Landslide and emergency declaration shines light on problems of illegal mining
The mining industry has made exceptional strides in improving the safety conditions at mine sites around the world, yet less regulated and illegal mining operations continue to plague the industry with accidents and fatalities.
Two incidents in May, one in China and the other in Peru have served as reminders of how dangerous and harmful illegal mining can be.
In northern Myanmar, at least 12 people who were picking over scrap piles of large-scale jade mining operations were killed when the hillside collapsed in a landslide. The landslide came after heavy rainfall in recent days. Twelve bodies had been recovered, but as many as 100 people were feared missing, said U Tin Soe, a member of Myanmar’s lower house of Parliament from the Hpakant area, the center of jade mining in Kachin.
In Peru, Peruvian President Ollanta Humala has declared a 60-day emergency in a remote part of the Amazon to curb high levels of mercury poisoning from rampant illegal gold mining, the country's environment minister said.
Reuters reported that a growing number of studies show that residents of the Madre de Dios region near Peru’s southeastern border with Brazil have dangerous levels of mercury in their bodies, Environment Minister Manuel Pulgar-Vidal said in announcing the move.
Humala, who will leave office when his five-year term ends on July 28, launched a crackdown on wildcat gold mining in Madre de Dios in 2012, but miners have continued to expand into nature and indigenous reserves.

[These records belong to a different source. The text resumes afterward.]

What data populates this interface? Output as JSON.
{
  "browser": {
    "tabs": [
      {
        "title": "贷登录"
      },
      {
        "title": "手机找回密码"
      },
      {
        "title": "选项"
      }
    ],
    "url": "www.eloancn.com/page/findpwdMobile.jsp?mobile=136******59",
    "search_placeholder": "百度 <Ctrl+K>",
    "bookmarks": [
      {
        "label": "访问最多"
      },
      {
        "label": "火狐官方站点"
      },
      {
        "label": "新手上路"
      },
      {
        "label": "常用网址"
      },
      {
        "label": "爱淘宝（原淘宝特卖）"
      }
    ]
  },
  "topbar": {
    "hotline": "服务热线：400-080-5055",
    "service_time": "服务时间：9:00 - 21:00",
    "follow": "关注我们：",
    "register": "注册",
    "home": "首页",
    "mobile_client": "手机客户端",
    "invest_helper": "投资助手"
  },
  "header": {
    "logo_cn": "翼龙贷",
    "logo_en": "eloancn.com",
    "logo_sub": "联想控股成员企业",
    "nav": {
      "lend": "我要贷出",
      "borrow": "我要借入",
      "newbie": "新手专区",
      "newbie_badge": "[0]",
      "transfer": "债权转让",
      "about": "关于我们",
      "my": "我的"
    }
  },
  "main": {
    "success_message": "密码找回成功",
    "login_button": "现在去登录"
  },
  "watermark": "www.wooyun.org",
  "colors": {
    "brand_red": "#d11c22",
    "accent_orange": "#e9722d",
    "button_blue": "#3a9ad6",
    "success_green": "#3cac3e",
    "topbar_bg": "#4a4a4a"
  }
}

Tens of thousands of illegal miners who dredge for gold in the rivers and wetlands of Madre de Dios use mercury to separate ore from rock, often handling the neurotoxin with their bare hands and inhaling its fumes when it is burned off.
The miners dump about 40 t (44st) of mercury into Amazonian rivers per year and have destroyed more than 100,000 ha(247,105 acres) of rainforest in Madre de Dios, according to the environment ministry.
In Myanmar, many informal workers comb the waste piles from mining operations looking for jade that has been left behind. In November, about 120 such miners in the Hpakant area were killed in a landslide that engulfed a village of flimsy shacks and tents, the New York Times reported.